Exercise data:
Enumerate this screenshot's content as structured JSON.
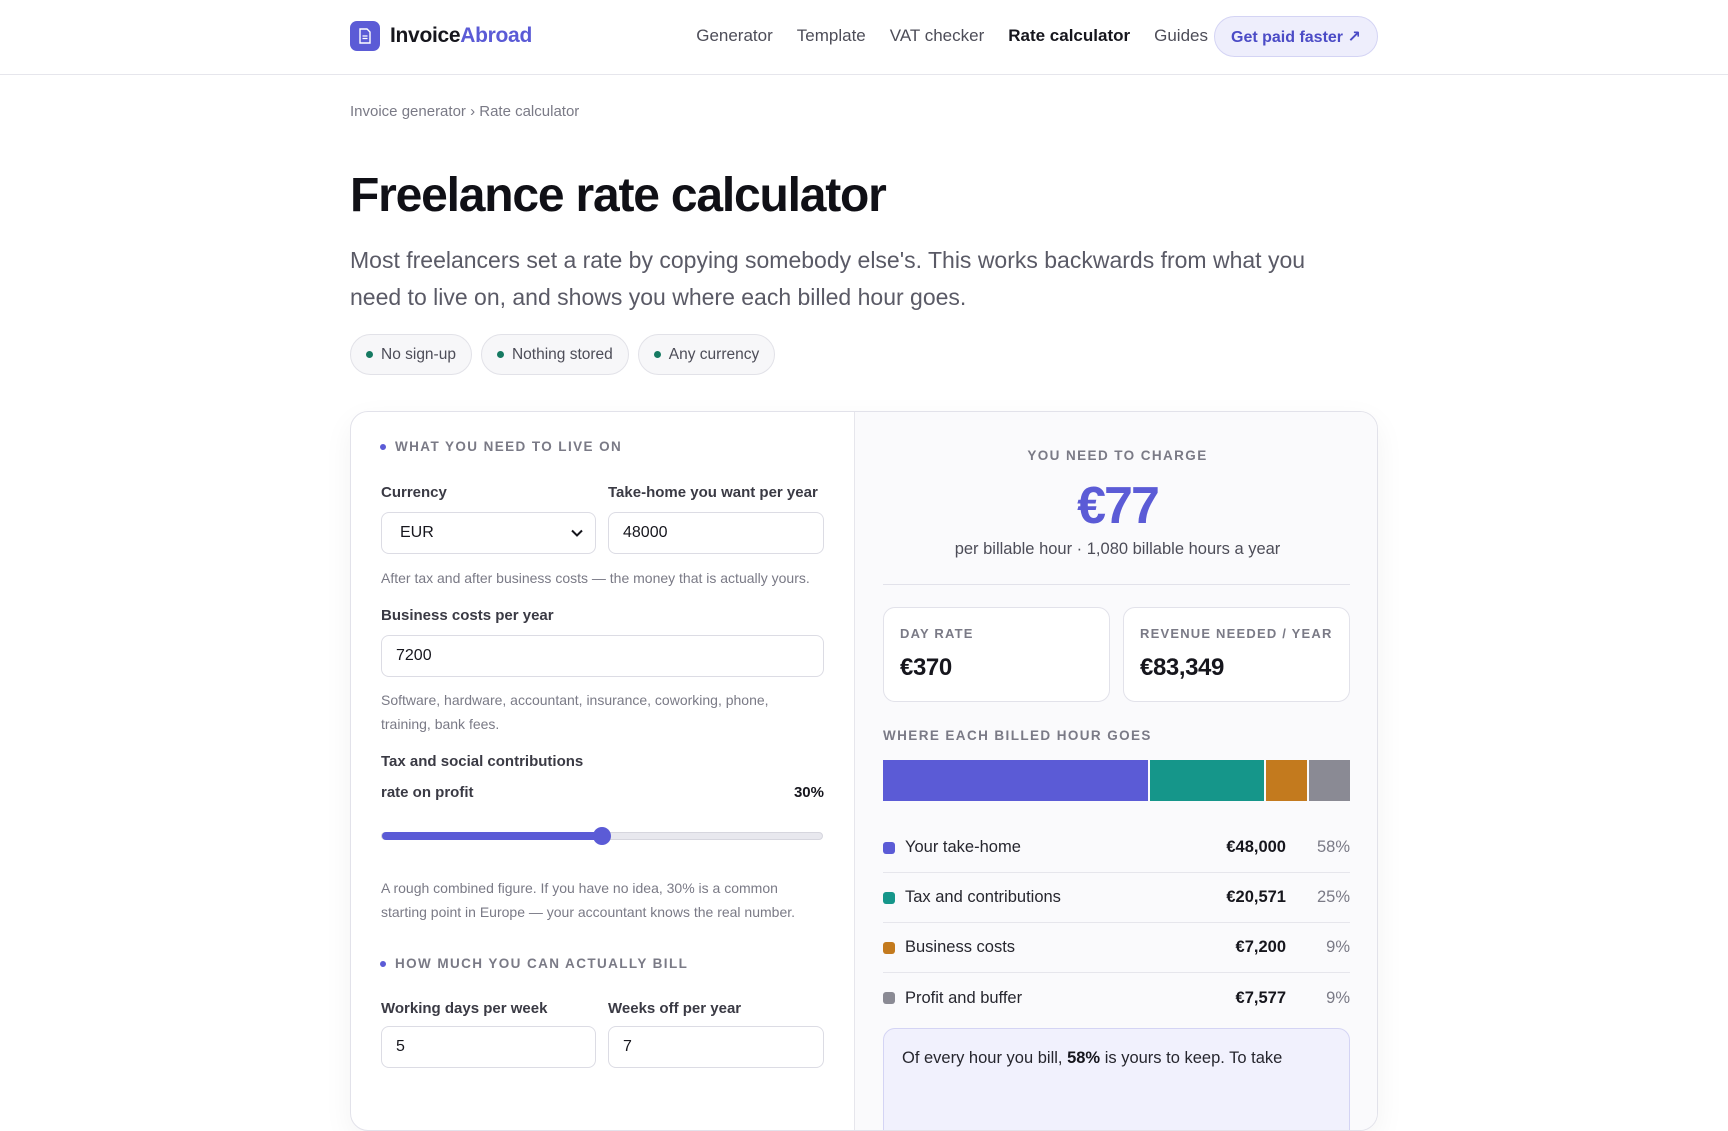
{
  "brand": {
    "name_a": "Invoice",
    "name_b": "Abroad",
    "accent": "#5b5bd6"
  },
  "nav": {
    "items": [
      {
        "label": "Generator",
        "active": false
      },
      {
        "label": "Template",
        "active": false
      },
      {
        "label": "VAT checker",
        "active": false
      },
      {
        "label": "Rate calculator",
        "active": true
      },
      {
        "label": "Guides",
        "active": false
      }
    ],
    "cta": "Get paid faster ↗"
  },
  "breadcrumb": "Invoice generator › Rate calculator",
  "hero": {
    "title": "Freelance rate calculator",
    "lede": "Most freelancers set a rate by copying somebody else's. This works backwards from what you need to live on, and shows you where each billed hour goes.",
    "pills": [
      "No sign-up",
      "Nothing stored",
      "Any currency"
    ]
  },
  "form": {
    "section1": "WHAT YOU NEED TO LIVE ON",
    "currency_label": "Currency",
    "currency_value": "EUR",
    "takehome_label": "Take-home you want per year",
    "takehome_value": "48000",
    "takehome_help": "After tax and after business costs — the money that is actually yours.",
    "costs_label": "Business costs per year",
    "costs_value": "7200",
    "costs_help_1": "Software, hardware, accountant, insurance, coworking, phone,",
    "costs_help_2": "training, bank fees.",
    "tax_label": "Tax and social contributions",
    "tax_sub": "rate on profit",
    "tax_value_text": "30%",
    "tax_fraction": 0.5,
    "tax_help_1": "A rough combined figure. If you have no idea, 30% is a common",
    "tax_help_2": "starting point in Europe — your accountant knows the real number.",
    "section2": "HOW MUCH YOU CAN ACTUALLY BILL",
    "days_label": "Working days per week",
    "days_value": "5",
    "weeks_label": "Weeks off per year",
    "weeks_value": "7"
  },
  "result": {
    "eyebrow": "YOU NEED TO CHARGE",
    "rate": "€77",
    "sub": "per billable hour · 1,080 billable hours a year",
    "day_label": "DAY RATE",
    "day_value": "€370",
    "rev_label": "REVENUE NEEDED / YEAR",
    "rev_value": "€83,349",
    "breakdown_label": "WHERE EACH BILLED HOUR GOES",
    "breakdown": [
      {
        "name": "Your take-home",
        "amount": "€48,000",
        "pct": "58%",
        "share": 58,
        "color": "#5b5bd6"
      },
      {
        "name": "Tax and contributions",
        "amount": "€20,571",
        "pct": "25%",
        "share": 25,
        "color": "#15968a"
      },
      {
        "name": "Business costs",
        "amount": "€7,200",
        "pct": "9%",
        "share": 9,
        "color": "#c37a1e"
      },
      {
        "name": "Profit and buffer",
        "amount": "€7,577",
        "pct": "9%",
        "share": 9,
        "color": "#8a8a94"
      }
    ],
    "note_a": "Of every hour you bill, ",
    "note_b": "58%",
    "note_c": " is yours to keep. To take"
  }
}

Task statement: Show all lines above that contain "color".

Answer area:
        "color": "#5b5bd6"
        "color": "#15968a"
        "color": "#c37a1e"
        "color": "#8a8a94"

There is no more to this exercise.